Who hasn’t looked up the #1 movie or song on the day you were born? The knowledge is of little value, but it’s still fun.
If you’re an avid dog lover, you might find it compelling to learn what breed was the most popular the year you, or someone you love, were born.
Many breeds like Rottweilers, Bulldogs, Corgis, Boxers, Dobermans, Huskeys, and Golden Retrievers, bounce in and out of the top ten list of popularity, but only a few can claim the reign of the top dog.
Here are those top dogs:
The 1900s: Collie
Per Wikipedia’s list of oldest living people, there are over 20 people between the ages of 113 and 118. So going back this far is still relative to a few, plus it’s interesting.
The Collie’s exact origin is unknown, although the two kinds, rough-coated and smooth-coated, existed long ago in the undocumented history of Scotland’s and Northern England’s herding dogs
Both versions were strictly working dogs without written pedigrees until the last two centuries.
The Collie climbed steadily from seventh place in the 1880s to first place in the twenty-first century’s first decade. For seven decades of the twentieth century, the breed was among the top ten breeds.
The movie Lassie Come Home debuted in 1943, and Lassie the television series ran from 1954 to 1974 and is still in syndication today.
Numerous Collies portrayed the star character Lassie through the years. The popularity of the movie and television series kept Collies relevant, well-known, and favored.
1910 – 1924: Boston Terrier
The Boston Terrier was the second most popular breed of the 1900s behind the Collie.
Boston Terriers reigned supreme as the most popular breed from 1910 to 1924 and were the first small companion breed to achieve this status.
The Boston Terrier would remain one of the top three breeds for the next five decades, peaking at number one again in 1929 with a solid six-year run.
1925 – 1928: German Shepherd

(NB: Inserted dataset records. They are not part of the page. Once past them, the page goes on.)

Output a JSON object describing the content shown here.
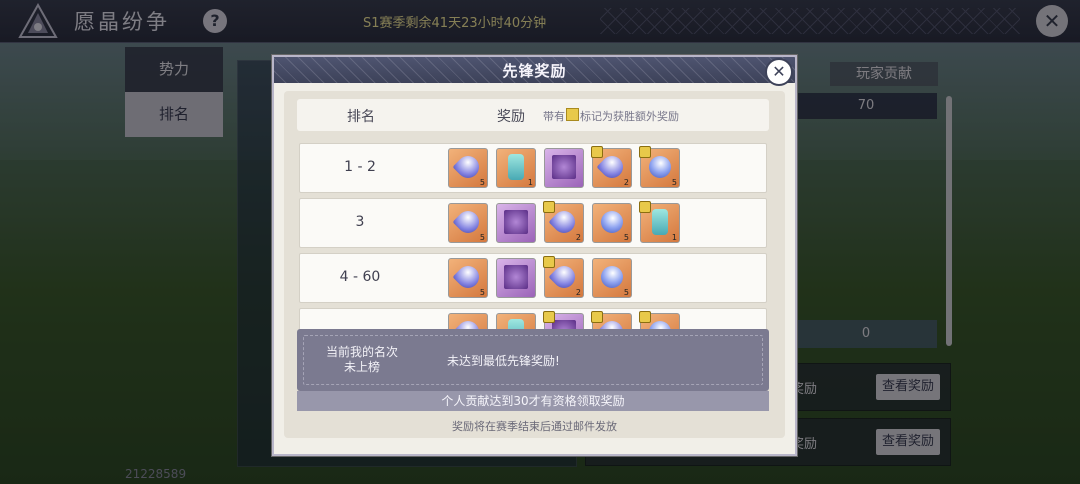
{
  "header": {
    "title": "愿晶纷争",
    "help_glyph": "?",
    "season_timer": "S1赛季剩余41天23小时40分钟",
    "close_glyph": "✕"
  },
  "tabs": [
    {
      "label": "势力",
      "active": false
    },
    {
      "label": "排名",
      "active": true
    }
  ],
  "background_panel": {
    "contribution_header": "玩家贡献",
    "contribution_top": "70",
    "contribution_mine": "0",
    "cards": [
      {
        "text": "奖励",
        "button": "查看奖励"
      },
      {
        "text": "奖励",
        "button": "查看奖励"
      }
    ],
    "uid": "21228589"
  },
  "modal": {
    "title": "先锋奖励",
    "close_glyph": "✕",
    "table_header": {
      "rank": "排名",
      "reward": "奖励",
      "note_prefix": "带有",
      "note_suffix": "标记为获胜额外奖励"
    },
    "rows": [
      {
        "rank": "1 - 2",
        "items": [
          {
            "kind": "orb",
            "bg": "orange",
            "count": "5",
            "bonus": false
          },
          {
            "kind": "lantern",
            "bg": "orange",
            "count": "1",
            "bonus": false
          },
          {
            "kind": "square",
            "bg": "purple",
            "count": "",
            "bonus": false
          },
          {
            "kind": "orb",
            "bg": "orange",
            "count": "2",
            "bonus": true
          },
          {
            "kind": "gem",
            "bg": "orange",
            "count": "5",
            "bonus": true
          }
        ]
      },
      {
        "rank": "3",
        "items": [
          {
            "kind": "orb",
            "bg": "orange",
            "count": "5",
            "bonus": false
          },
          {
            "kind": "square",
            "bg": "purple",
            "count": "",
            "bonus": false
          },
          {
            "kind": "orb",
            "bg": "orange",
            "count": "2",
            "bonus": true
          },
          {
            "kind": "gem",
            "bg": "orange",
            "count": "5",
            "bonus": false
          },
          {
            "kind": "lantern",
            "bg": "orange",
            "count": "1",
            "bonus": true
          }
        ]
      },
      {
        "rank": "4 - 60",
        "items": [
          {
            "kind": "orb",
            "bg": "orange",
            "count": "5",
            "bonus": false
          },
          {
            "kind": "square",
            "bg": "purple",
            "count": "",
            "bonus": false
          },
          {
            "kind": "orb",
            "bg": "orange",
            "count": "2",
            "bonus": true
          },
          {
            "kind": "gem",
            "bg": "orange",
            "count": "5",
            "bonus": false
          }
        ]
      },
      {
        "rank": "",
        "items": [
          {
            "kind": "orb",
            "bg": "orange",
            "count": "",
            "bonus": false
          },
          {
            "kind": "lantern",
            "bg": "orange",
            "count": "",
            "bonus": false
          },
          {
            "kind": "square",
            "bg": "purple",
            "count": "",
            "bonus": true
          },
          {
            "kind": "orb",
            "bg": "orange",
            "count": "",
            "bonus": true
          },
          {
            "kind": "gem",
            "bg": "orange",
            "count": "",
            "bonus": true
          }
        ]
      }
    ],
    "my_rank_label_line1": "当前我的名次",
    "my_rank_label_line2": "未上榜",
    "my_rank_message": "未达到最低先锋奖励!",
    "requirement": "个人贡献达到30才有资格领取奖励",
    "footer": "奖励将在赛季结束后通过邮件发放"
  }
}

The popularity of Rin Tin Tin and Strongheart in films helped launch German Shepherds as the most popular dog breed for four years in a row.
German Shepherds are a companion breed described by many as the “total dog.” The Shepherd’s temperament and character are suited for police work, guide dogs, service dogs, or just about anything they are asked to do.
The German Shepherd has never reclaimed the top spot but has ranked in the top ten list for almost a century.
1929 – 1935: Boston Terrier
After a decade of excess in the Roaring Twenties, the stock market crash of 1929 and the subsequent Great Depression left many Americans unemployed and unable to feed their families, including their large breed dogs.
Many Americans were forced to relocate after the Dust Bowl decimated farmlands. Boston Terriers were more manageable to keep in reduced living spaces in cities because they were small and resilient.
1936 – 1952: Cocker Spaniel
For sixteen years, the Cocker Spaniel was America’s favorite breed.
The Cocker Spaniel’s popularity coincides with the second half of the Great Depression, World War II, and the creation of the baby boomers.
The Cocker spaniel won Best in Show at the Westminster Kennel Club Dog Show in 1940 and 1941 but was best known and loved as a family pet with a good reputation with kids.
1953 -1959: Beagle
The postwar economic boom was in overdrive during the Beagle’s rise as the most popular dog breed for seven years consecutively.
U.S. wages increased, and along with the baby boom, and the urban lifestyle of the 1930s and 1940s gave way to suburban living,
Beagles were active and adventurous, making them the ideal family dog for life in the ‘burbs.
1960 – 1982 Poodle
Poodle skirts were popular in the 1950s, and the Poodle dog owned the prestigious title of the most popular breed for the next two decades.
The Poodle remained a constant source of comfort for Americans through 22 years of massive changes in American life, including the Cold War, Civil Rights Movement, and Vietnam War.
Poodles are well known for their best-in-show blue ribbons, but they are also intelligent, energetic, and affectionate family dogs.
1983 – 1990: Cocker Spaniel
The Reagan administration overlapped with the Cocker Spaniel’s second reign as the top dog.
The 1980s conservative policies brought a prosperous decade and economy similar to the era after World War II, the last time the cocker spaniel was atop the pack.
The Cocker Spaniel’s return to popularity can also be attributed to the celebrity status of Disney’s 1955 classic film “Lady and the Tramp” and President Richard Nixon’s adored companion, Checkers.
But a new dog was about to take over and dominate.
1991 – Present (2022): Labrador Retriever
For 30-plus years, the Labrador Retriever has owned the spot as America’s most popular dog breed.
The Labrador Retriever’s popularity started gaining traction at the conclusion of the Cold War.
Labrador Retrievers are a versatile, intelligent, and easy to care for breed that has successfully competed for attention with the emergence of personal computers, smartphones, and social media.
The debate on the effects of technology and social media on human relationships continues. However, a Labrador’s happy-go-lucky friendly nature and the bonds it makes with its owners may explain why it has managed to capture people’s attention and adoration for so long.